**WHAT THE TASK ASKS**
Return every line of the data below that includes the string "title".
==== RECORDS SUPPLIED
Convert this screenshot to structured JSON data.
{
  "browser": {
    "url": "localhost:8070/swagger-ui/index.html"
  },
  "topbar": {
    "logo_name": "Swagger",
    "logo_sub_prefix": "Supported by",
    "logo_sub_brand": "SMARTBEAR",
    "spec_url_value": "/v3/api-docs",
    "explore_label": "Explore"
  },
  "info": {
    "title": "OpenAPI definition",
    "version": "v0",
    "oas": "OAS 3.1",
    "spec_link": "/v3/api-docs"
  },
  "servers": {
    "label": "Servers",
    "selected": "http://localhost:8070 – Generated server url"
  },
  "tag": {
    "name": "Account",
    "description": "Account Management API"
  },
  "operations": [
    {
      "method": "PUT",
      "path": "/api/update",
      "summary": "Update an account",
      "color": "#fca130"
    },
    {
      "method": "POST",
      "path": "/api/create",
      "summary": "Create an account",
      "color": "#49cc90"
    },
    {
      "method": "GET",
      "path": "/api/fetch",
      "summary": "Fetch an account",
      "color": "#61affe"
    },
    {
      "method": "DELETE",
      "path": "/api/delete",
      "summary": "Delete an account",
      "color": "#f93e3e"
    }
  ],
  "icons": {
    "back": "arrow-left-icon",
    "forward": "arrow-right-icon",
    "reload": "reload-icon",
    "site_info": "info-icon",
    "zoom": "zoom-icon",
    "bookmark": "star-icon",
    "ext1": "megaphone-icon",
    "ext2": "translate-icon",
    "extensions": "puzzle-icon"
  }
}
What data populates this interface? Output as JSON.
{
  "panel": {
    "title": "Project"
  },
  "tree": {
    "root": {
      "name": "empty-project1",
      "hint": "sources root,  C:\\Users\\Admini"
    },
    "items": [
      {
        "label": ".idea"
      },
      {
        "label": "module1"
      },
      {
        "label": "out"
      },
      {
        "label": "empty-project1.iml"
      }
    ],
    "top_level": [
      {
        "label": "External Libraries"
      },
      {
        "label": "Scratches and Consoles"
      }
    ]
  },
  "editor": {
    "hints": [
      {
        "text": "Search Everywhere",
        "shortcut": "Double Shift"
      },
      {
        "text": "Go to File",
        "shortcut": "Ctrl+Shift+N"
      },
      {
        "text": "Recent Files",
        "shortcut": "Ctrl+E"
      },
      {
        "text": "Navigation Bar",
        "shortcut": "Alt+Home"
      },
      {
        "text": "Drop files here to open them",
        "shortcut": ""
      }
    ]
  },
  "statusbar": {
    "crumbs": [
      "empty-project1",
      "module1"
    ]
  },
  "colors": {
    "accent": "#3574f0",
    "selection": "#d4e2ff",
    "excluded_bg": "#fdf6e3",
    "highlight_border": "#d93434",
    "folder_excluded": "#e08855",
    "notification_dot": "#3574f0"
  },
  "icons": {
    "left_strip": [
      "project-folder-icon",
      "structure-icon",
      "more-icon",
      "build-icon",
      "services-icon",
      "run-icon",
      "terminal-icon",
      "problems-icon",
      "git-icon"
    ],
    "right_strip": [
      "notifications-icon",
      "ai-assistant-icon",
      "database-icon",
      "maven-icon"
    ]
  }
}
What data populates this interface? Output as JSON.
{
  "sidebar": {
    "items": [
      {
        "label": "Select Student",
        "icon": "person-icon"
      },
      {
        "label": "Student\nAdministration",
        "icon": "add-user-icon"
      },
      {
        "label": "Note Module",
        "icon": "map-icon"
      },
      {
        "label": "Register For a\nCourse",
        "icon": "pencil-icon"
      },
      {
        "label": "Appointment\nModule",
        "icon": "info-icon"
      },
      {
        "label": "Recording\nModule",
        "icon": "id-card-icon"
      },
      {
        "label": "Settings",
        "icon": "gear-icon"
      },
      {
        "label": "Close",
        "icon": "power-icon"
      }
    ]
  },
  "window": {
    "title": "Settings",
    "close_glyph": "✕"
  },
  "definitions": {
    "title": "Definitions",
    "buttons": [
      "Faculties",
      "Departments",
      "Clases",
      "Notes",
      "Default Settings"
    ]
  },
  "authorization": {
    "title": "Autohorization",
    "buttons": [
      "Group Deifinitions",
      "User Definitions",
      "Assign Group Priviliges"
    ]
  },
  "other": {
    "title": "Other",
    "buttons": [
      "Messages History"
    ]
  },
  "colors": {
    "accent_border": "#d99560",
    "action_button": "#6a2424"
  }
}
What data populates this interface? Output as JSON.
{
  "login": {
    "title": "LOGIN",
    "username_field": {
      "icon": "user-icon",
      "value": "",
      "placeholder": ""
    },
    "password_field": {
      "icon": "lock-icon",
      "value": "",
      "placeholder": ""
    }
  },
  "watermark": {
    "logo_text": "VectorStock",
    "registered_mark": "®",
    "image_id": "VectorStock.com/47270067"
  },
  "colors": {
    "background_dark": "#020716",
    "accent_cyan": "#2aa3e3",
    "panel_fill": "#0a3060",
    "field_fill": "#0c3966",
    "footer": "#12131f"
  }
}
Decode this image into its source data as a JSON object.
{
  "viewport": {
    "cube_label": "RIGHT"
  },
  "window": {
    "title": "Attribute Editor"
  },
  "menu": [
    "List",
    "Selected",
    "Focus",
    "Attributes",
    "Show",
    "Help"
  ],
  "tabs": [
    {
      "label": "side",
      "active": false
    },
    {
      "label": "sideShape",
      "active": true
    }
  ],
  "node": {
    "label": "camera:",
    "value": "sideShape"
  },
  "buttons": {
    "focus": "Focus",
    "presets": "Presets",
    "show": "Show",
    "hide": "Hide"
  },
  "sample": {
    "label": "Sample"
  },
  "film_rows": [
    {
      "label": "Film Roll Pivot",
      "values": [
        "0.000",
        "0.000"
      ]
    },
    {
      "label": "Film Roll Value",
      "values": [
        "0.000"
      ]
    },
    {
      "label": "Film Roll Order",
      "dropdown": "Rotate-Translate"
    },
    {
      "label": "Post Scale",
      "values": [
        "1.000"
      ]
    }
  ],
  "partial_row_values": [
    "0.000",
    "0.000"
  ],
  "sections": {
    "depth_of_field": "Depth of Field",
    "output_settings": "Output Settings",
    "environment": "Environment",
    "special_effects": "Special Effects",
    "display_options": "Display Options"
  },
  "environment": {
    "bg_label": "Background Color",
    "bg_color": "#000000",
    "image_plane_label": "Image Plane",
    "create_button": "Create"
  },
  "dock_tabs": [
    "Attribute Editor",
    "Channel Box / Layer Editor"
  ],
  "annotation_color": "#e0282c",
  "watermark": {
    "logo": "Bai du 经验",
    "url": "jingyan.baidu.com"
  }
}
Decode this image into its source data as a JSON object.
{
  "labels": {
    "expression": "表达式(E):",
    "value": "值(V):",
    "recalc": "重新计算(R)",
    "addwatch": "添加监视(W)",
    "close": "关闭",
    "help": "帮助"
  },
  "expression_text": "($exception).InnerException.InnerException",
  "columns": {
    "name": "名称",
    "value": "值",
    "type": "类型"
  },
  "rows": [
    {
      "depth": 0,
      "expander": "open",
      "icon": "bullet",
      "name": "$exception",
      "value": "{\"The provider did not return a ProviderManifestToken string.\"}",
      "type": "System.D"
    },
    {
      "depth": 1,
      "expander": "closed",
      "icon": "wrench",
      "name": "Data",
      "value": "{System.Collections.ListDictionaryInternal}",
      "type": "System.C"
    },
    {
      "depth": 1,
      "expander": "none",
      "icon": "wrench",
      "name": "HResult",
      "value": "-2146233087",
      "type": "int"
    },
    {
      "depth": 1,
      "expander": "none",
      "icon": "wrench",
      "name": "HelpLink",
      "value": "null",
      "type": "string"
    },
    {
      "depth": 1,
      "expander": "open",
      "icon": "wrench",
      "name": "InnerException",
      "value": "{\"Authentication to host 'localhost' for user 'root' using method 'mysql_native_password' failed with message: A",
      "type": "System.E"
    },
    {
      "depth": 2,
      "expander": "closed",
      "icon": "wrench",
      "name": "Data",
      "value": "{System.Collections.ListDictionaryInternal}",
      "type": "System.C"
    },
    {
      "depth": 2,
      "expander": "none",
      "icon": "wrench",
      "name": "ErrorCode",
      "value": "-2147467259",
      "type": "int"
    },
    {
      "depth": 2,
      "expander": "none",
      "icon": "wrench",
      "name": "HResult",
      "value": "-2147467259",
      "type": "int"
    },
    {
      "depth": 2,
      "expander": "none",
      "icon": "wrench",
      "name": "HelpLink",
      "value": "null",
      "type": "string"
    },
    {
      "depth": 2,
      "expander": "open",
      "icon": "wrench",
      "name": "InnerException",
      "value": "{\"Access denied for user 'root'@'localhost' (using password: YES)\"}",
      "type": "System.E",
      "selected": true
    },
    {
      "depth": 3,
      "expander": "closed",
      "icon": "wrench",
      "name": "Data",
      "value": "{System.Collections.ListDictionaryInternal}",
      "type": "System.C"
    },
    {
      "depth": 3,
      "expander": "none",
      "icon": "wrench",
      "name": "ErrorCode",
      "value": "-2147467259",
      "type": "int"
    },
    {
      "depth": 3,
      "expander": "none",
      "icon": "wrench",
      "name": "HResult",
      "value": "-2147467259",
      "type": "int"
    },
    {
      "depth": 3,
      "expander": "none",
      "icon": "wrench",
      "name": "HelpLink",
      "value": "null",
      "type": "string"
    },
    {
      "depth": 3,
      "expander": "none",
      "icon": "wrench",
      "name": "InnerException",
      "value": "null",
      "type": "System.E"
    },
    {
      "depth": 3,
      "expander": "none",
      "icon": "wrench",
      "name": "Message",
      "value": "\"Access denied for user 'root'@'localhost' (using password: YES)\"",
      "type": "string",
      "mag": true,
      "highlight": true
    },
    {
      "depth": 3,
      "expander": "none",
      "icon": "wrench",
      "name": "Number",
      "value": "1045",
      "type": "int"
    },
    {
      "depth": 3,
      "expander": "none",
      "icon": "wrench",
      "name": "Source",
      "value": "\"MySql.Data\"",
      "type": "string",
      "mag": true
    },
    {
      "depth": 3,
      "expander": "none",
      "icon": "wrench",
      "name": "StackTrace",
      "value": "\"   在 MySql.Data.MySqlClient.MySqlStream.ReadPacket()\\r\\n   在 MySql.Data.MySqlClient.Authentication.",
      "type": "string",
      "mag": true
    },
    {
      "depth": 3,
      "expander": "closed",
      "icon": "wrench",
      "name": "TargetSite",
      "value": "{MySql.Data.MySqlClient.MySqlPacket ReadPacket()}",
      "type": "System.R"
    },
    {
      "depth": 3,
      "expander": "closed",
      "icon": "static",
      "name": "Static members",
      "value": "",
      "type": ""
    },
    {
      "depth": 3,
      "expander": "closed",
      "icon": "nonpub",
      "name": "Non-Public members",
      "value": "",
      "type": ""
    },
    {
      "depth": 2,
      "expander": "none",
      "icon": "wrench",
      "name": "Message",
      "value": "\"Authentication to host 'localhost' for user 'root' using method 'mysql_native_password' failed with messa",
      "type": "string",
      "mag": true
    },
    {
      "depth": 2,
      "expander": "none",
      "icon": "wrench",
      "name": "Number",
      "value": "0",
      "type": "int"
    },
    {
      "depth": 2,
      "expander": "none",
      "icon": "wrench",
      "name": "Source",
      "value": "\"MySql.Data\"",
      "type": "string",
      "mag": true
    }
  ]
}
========
**RESPONSE TO THE EXERCISE**
    "title": "OpenAPI definition",
    "title": "Project"
    "title": "Settings",
    "title": "Definitions",
    "title": "Autohorization",
    "title": "Other",
    "title": "LOGIN",
    "title": "Attribute Editor"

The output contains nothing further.